## What is being asked
Repeat the data below word for word.

## Study material
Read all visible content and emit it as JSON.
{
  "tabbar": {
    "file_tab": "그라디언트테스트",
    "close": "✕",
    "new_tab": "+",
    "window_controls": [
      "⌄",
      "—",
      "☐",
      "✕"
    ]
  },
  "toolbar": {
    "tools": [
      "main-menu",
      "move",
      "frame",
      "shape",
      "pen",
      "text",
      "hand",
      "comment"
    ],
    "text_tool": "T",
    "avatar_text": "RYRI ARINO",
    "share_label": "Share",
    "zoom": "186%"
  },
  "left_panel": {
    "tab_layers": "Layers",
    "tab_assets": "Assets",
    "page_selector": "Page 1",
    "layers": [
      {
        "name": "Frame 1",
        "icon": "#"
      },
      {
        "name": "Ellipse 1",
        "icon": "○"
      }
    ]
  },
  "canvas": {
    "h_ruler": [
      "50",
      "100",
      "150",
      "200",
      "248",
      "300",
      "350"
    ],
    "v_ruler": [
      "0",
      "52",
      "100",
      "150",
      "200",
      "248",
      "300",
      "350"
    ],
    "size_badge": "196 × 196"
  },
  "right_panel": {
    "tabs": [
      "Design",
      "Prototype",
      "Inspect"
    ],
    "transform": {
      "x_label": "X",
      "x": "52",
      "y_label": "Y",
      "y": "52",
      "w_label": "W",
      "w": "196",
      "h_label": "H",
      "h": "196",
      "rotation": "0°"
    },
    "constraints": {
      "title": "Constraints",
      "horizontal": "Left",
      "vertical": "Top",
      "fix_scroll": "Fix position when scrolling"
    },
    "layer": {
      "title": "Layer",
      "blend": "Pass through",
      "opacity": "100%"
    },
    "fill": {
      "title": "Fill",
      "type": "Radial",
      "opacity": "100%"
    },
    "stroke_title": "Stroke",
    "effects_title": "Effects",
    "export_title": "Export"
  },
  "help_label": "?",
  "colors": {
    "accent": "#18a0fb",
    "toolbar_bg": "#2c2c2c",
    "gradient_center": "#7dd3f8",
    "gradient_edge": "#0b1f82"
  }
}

## Response
Read all visible content and emit it as JSON.
{
  "tabbar": {
    "file_tab": "그라디언트테스트",
    "close": "✕",
    "new_tab": "+",
    "window_controls": [
      "⌄",
      "—",
      "☐",
      "✕"
    ]
  },
  "toolbar": {
    "tools": [
      "main-menu",
      "move",
      "frame",
      "shape",
      "pen",
      "text",
      "hand",
      "comment"
    ],
    "text_tool": "T",
    "avatar_text": "RYRI ARINO",
    "share_label": "Share",
    "zoom": "186%"
  },
  "left_panel": {
    "tab_layers": "Layers",
    "tab_assets": "Assets",
    "page_selector": "Page 1",
    "layers": [
      {
        "name": "Frame 1",
        "icon": "#"
      },
      {
        "name": "Ellipse 1",
        "icon": "○"
      }
    ]
  },
  "canvas": {
    "h_ruler": [
      "50",
      "100",
      "150",
      "200",
      "248",
      "300",
      "350"
    ],
    "v_ruler": [
      "0",
      "52",
      "100",
      "150",
      "200",
      "248",
      "300",
      "350"
    ],
    "size_badge": "196 × 196"
  },
  "right_panel": {
    "tabs": [
      "Design",
      "Prototype",
      "Inspect"
    ],
    "transform": {
      "x_label": "X",
      "x": "52",
      "y_label": "Y",
      "y": "52",
      "w_label": "W",
      "w": "196",
      "h_label": "H",
      "h": "196",
      "rotation": "0°"
    },
    "constraints": {
      "title": "Constraints",
      "horizontal": "Left",
      "vertical": "Top",
      "fix_scroll": "Fix position when scrolling"
    },
    "layer": {
      "title": "Layer",
      "blend": "Pass through",
      "opacity": "100%"
    },
    "fill": {
      "title": "Fill",
      "type": "Radial",
      "opacity": "100%"
    },
    "stroke_title": "Stroke",
    "effects_title": "Effects",
    "export_title": "Export"
  },
  "help_label": "?",
  "colors": {
    "accent": "#18a0fb",
    "toolbar_bg": "#2c2c2c",
    "gradient_center": "#7dd3f8",
    "gradient_edge": "#0b1f82"
  }
}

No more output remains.